**Exercise prompt**
Among the entries, find the lines with the string "title" and report them.

**Available data**
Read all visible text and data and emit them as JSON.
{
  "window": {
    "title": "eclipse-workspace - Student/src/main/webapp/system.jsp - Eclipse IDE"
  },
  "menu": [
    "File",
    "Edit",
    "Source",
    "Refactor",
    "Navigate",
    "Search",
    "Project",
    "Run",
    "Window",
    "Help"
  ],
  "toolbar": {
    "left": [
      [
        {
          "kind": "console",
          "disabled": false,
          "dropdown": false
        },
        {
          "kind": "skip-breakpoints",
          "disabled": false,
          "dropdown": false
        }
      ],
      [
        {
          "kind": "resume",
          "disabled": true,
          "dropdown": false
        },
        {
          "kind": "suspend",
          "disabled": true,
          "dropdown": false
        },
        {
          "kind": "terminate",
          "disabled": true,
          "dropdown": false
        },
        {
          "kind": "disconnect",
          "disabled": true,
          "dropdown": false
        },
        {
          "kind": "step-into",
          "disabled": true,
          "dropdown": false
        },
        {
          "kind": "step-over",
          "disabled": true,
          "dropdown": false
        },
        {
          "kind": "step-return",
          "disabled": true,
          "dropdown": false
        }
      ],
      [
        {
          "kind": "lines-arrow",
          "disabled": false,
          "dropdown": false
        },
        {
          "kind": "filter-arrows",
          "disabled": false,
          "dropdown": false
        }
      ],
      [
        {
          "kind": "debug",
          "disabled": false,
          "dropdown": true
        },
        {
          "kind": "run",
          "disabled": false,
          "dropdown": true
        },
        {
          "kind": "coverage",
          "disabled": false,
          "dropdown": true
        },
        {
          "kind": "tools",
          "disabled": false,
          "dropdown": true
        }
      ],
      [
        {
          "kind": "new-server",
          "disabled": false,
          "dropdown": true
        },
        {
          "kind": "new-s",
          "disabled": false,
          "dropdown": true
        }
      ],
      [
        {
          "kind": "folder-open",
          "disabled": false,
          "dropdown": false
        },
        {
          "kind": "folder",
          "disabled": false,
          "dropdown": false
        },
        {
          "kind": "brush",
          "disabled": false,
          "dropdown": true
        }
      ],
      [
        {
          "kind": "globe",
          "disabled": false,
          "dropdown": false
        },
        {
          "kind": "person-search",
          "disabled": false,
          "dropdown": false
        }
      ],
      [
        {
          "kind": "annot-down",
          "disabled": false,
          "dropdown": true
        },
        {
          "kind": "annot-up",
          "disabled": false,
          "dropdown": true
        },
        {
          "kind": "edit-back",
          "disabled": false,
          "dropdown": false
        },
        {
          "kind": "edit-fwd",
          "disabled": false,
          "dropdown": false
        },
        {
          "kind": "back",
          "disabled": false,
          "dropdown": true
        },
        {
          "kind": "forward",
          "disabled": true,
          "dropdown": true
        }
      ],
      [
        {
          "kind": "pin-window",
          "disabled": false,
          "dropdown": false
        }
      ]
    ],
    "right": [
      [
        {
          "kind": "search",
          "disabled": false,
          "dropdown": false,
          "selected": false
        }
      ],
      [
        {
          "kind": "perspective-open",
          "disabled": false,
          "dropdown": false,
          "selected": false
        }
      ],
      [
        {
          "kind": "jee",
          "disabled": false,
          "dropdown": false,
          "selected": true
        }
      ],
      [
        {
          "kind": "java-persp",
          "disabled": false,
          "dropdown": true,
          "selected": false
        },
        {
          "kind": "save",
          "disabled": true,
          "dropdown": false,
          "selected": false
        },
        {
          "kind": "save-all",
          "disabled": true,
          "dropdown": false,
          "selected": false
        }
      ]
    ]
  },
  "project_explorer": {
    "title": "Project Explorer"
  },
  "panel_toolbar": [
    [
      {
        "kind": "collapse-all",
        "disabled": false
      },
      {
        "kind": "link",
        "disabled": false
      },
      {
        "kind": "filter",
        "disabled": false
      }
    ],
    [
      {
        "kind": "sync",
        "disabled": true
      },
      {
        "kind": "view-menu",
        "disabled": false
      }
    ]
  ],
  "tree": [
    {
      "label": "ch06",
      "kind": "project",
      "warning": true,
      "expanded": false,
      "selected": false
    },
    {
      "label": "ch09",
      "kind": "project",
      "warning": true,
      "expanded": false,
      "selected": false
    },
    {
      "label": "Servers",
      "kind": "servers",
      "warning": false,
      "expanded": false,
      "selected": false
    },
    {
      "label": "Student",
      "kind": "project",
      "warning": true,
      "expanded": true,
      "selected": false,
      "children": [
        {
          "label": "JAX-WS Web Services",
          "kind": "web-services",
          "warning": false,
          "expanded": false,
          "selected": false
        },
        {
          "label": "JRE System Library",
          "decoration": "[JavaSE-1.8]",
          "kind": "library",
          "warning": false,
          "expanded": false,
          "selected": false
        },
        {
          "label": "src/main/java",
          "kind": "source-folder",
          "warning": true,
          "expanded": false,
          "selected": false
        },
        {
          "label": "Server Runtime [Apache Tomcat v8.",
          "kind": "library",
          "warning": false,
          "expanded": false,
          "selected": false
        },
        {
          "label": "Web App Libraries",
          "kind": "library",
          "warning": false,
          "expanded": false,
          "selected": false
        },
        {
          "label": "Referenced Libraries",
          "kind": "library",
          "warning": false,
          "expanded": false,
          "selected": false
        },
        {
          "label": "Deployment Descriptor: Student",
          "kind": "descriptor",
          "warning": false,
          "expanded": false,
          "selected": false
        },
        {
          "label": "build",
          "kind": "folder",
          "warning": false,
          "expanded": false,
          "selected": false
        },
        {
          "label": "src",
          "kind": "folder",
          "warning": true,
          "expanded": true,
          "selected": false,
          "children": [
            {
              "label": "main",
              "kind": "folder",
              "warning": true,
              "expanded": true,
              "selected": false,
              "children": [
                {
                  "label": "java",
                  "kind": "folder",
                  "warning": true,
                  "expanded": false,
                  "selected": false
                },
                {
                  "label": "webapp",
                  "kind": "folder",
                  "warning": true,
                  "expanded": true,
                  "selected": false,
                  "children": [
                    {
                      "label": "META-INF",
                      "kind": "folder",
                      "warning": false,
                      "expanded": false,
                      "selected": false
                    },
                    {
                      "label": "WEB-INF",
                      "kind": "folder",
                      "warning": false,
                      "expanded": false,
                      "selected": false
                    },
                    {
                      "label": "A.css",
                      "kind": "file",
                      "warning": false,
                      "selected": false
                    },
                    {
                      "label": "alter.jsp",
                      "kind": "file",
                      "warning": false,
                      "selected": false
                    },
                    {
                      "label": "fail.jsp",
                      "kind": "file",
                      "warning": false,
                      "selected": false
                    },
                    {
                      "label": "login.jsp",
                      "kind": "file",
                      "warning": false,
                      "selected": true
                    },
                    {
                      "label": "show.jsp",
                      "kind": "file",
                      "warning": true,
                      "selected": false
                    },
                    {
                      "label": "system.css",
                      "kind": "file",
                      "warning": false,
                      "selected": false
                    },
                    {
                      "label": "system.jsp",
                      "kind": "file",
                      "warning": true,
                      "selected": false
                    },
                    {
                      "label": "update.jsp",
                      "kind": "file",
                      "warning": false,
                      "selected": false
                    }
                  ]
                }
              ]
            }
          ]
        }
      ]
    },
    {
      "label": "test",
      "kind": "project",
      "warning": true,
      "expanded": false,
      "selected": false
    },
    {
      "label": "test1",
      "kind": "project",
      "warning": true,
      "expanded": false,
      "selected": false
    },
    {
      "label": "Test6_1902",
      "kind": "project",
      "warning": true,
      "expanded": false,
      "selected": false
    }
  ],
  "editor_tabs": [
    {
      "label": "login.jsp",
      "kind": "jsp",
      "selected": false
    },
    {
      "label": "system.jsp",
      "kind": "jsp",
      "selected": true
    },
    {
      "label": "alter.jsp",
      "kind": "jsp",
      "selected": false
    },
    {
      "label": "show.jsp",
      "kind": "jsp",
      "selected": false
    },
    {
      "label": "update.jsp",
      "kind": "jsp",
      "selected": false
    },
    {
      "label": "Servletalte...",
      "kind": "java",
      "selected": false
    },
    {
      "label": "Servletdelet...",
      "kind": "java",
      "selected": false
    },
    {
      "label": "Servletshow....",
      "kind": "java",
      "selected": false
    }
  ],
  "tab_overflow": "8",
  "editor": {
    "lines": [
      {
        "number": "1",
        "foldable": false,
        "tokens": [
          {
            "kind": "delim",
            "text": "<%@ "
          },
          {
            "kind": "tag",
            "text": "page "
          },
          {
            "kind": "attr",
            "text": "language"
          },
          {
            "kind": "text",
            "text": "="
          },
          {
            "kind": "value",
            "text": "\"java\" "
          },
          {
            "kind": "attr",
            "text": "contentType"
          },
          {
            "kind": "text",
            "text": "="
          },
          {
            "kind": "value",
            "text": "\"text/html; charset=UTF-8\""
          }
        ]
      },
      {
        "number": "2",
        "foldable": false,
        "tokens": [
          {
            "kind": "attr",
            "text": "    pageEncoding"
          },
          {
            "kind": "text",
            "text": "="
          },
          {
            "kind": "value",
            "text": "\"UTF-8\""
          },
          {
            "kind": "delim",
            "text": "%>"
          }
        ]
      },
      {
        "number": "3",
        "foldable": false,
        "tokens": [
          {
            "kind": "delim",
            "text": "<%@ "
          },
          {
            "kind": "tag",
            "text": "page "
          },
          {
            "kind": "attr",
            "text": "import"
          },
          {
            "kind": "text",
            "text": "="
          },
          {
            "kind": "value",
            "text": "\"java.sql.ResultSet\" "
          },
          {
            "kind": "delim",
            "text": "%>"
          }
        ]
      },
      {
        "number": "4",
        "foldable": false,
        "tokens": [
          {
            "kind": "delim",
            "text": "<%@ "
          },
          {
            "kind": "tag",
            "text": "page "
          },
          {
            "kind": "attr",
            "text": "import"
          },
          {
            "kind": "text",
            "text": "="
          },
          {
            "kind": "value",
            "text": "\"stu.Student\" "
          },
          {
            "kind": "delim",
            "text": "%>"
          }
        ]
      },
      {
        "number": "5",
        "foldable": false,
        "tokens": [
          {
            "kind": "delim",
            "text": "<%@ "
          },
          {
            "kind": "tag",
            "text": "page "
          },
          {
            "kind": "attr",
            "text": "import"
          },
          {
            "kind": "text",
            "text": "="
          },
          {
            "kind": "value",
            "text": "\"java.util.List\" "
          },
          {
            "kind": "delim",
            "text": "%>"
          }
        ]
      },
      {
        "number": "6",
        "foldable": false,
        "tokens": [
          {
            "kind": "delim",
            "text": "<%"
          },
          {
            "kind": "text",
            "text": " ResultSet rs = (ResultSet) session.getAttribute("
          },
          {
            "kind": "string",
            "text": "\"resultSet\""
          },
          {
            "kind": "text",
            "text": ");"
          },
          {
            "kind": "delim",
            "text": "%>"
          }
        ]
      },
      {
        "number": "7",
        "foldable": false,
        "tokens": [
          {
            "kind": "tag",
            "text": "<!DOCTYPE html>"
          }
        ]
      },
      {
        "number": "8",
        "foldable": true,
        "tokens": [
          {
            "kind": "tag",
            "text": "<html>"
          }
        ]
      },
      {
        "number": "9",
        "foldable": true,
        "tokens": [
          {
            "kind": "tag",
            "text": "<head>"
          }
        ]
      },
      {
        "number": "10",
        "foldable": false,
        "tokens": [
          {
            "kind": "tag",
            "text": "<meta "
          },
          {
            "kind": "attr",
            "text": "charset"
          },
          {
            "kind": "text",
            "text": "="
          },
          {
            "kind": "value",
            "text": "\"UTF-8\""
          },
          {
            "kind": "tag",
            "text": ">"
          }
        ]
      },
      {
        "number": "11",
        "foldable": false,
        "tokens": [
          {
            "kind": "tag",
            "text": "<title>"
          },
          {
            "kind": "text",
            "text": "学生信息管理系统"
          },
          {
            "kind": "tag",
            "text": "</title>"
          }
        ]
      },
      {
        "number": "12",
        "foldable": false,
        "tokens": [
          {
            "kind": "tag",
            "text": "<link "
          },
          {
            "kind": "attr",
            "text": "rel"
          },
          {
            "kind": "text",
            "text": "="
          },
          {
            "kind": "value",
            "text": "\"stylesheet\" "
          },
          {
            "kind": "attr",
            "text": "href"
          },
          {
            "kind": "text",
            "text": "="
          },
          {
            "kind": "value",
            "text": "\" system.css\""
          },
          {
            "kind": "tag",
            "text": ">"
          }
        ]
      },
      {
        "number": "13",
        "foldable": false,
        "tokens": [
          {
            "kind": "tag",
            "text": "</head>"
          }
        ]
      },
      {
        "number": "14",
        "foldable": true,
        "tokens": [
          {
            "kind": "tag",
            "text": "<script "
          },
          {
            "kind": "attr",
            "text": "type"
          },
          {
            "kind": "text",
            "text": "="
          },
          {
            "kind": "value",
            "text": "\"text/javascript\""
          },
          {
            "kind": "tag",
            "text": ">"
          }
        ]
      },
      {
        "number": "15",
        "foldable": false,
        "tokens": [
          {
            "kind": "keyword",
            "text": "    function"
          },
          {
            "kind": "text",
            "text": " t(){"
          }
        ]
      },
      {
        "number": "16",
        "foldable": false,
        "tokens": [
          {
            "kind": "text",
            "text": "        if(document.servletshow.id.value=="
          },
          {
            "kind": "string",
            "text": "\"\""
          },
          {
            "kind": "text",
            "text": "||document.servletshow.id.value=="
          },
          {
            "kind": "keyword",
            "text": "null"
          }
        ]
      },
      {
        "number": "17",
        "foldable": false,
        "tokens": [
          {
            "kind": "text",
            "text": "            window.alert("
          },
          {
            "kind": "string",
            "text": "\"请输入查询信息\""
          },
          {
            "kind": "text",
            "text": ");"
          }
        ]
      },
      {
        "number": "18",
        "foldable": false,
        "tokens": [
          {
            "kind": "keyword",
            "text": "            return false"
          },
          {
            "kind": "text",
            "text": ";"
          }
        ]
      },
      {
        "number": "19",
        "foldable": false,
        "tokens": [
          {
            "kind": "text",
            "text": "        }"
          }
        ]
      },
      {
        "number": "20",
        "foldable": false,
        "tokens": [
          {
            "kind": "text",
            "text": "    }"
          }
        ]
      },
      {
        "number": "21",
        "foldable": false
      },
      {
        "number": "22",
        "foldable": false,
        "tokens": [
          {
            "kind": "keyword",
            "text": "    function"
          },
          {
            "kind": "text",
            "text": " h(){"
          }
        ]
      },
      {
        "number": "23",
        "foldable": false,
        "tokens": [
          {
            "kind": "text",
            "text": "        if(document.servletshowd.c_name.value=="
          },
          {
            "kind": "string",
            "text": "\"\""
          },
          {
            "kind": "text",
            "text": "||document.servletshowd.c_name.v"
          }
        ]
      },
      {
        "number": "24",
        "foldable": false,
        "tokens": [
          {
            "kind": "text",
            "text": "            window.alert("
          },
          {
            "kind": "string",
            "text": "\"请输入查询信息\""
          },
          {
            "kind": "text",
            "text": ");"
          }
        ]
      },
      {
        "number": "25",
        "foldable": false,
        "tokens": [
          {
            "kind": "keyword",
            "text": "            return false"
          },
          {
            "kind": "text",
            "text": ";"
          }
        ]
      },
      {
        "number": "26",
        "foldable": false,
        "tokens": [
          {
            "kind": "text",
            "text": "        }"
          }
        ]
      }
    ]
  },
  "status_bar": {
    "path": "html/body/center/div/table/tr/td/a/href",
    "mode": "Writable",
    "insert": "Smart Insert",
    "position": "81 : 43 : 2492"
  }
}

**Completed exercise**
    "title": "eclipse-workspace - Student/src/main/webapp/system.jsp - Eclipse IDE"
    "title": "Project Explorer"
            "text": "<title>"
            "text": "</title>"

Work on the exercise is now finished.